= Task requirements =
Please give the data below again in full, exactly as it stands.

[Data records for software interfaces]
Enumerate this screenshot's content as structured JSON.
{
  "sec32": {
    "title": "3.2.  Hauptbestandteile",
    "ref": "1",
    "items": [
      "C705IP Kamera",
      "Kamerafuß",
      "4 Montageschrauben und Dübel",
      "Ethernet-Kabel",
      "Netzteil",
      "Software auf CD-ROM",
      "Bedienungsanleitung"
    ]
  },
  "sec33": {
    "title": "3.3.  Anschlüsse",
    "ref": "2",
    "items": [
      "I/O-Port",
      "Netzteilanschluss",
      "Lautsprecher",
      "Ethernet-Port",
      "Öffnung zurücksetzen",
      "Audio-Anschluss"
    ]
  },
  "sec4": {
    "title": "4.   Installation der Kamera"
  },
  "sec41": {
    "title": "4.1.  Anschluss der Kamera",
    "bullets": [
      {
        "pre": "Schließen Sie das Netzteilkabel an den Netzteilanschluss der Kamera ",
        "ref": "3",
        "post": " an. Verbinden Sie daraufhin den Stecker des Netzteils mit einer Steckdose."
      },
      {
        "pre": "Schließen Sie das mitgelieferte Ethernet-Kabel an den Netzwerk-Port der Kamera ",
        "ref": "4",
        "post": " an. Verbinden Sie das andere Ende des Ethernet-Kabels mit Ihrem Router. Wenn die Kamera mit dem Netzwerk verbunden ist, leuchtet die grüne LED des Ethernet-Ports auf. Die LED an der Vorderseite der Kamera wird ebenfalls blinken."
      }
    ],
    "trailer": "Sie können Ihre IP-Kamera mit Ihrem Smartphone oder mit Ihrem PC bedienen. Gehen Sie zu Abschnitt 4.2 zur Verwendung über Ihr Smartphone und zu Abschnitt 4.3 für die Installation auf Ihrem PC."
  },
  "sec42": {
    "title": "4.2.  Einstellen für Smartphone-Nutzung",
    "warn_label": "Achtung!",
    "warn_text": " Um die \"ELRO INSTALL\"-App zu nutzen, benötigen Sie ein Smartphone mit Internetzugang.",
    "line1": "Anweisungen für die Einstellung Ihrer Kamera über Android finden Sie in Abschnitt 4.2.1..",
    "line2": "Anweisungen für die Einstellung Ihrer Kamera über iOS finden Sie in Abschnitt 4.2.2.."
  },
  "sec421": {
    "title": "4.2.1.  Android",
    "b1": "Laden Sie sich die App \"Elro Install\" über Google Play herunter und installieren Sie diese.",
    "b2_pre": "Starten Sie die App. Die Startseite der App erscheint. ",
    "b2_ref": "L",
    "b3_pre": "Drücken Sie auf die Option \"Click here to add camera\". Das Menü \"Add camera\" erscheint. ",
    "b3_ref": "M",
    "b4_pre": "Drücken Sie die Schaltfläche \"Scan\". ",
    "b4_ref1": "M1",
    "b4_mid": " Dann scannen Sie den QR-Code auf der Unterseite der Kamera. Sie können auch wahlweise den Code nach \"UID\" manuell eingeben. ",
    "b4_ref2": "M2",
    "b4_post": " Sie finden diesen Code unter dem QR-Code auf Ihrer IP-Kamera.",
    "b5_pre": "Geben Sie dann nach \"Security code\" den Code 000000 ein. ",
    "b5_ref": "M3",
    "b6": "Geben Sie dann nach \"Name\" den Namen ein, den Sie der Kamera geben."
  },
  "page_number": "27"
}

= Solution to the exercise =
Enumerate this screenshot's content as structured JSON.
{
  "sec32": {
    "title": "3.2.  Hauptbestandteile",
    "ref": "1",
    "items": [
      "C705IP Kamera",
      "Kamerafuß",
      "4 Montageschrauben und Dübel",
      "Ethernet-Kabel",
      "Netzteil",
      "Software auf CD-ROM",
      "Bedienungsanleitung"
    ]
  },
  "sec33": {
    "title": "3.3.  Anschlüsse",
    "ref": "2",
    "items": [
      "I/O-Port",
      "Netzteilanschluss",
      "Lautsprecher",
      "Ethernet-Port",
      "Öffnung zurücksetzen",
      "Audio-Anschluss"
    ]
  },
  "sec4": {
    "title": "4.   Installation der Kamera"
  },
  "sec41": {
    "title": "4.1.  Anschluss der Kamera",
    "bullets": [
      {
        "pre": "Schließen Sie das Netzteilkabel an den Netzteilanschluss der Kamera ",
        "ref": "3",
        "post": " an. Verbinden Sie daraufhin den Stecker des Netzteils mit einer Steckdose."
      },
      {
        "pre": "Schließen Sie das mitgelieferte Ethernet-Kabel an den Netzwerk-Port der Kamera ",
        "ref": "4",
        "post": " an. Verbinden Sie das andere Ende des Ethernet-Kabels mit Ihrem Router. Wenn die Kamera mit dem Netzwerk verbunden ist, leuchtet die grüne LED des Ethernet-Ports auf. Die LED an der Vorderseite der Kamera wird ebenfalls blinken."
      }
    ],
    "trailer": "Sie können Ihre IP-Kamera mit Ihrem Smartphone oder mit Ihrem PC bedienen. Gehen Sie zu Abschnitt 4.2 zur Verwendung über Ihr Smartphone und zu Abschnitt 4.3 für die Installation auf Ihrem PC."
  },
  "sec42": {
    "title": "4.2.  Einstellen für Smartphone-Nutzung",
    "warn_label": "Achtung!",
    "warn_text": " Um die \"ELRO INSTALL\"-App zu nutzen, benötigen Sie ein Smartphone mit Internetzugang.",
    "line1": "Anweisungen für die Einstellung Ihrer Kamera über Android finden Sie in Abschnitt 4.2.1..",
    "line2": "Anweisungen für die Einstellung Ihrer Kamera über iOS finden Sie in Abschnitt 4.2.2.."
  },
  "sec421": {
    "title": "4.2.1.  Android",
    "b1": "Laden Sie sich die App \"Elro Install\" über Google Play herunter und installieren Sie diese.",
    "b2_pre": "Starten Sie die App. Die Startseite der App erscheint. ",
    "b2_ref": "L",
    "b3_pre": "Drücken Sie auf die Option \"Click here to add camera\". Das Menü \"Add camera\" erscheint. ",
    "b3_ref": "M",
    "b4_pre": "Drücken Sie die Schaltfläche \"Scan\". ",
    "b4_ref1": "M1",
    "b4_mid": " Dann scannen Sie den QR-Code auf der Unterseite der Kamera. Sie können auch wahlweise den Code nach \"UID\" manuell eingeben. ",
    "b4_ref2": "M2",
    "b4_post": " Sie finden diesen Code unter dem QR-Code auf Ihrer IP-Kamera.",
    "b5_pre": "Geben Sie dann nach \"Security code\" den Code 000000 ein. ",
    "b5_ref": "M3",
    "b6": "Geben Sie dann nach \"Name\" den Namen ein, den Sie der Kamera geben."
  },
  "page_number": "27"
}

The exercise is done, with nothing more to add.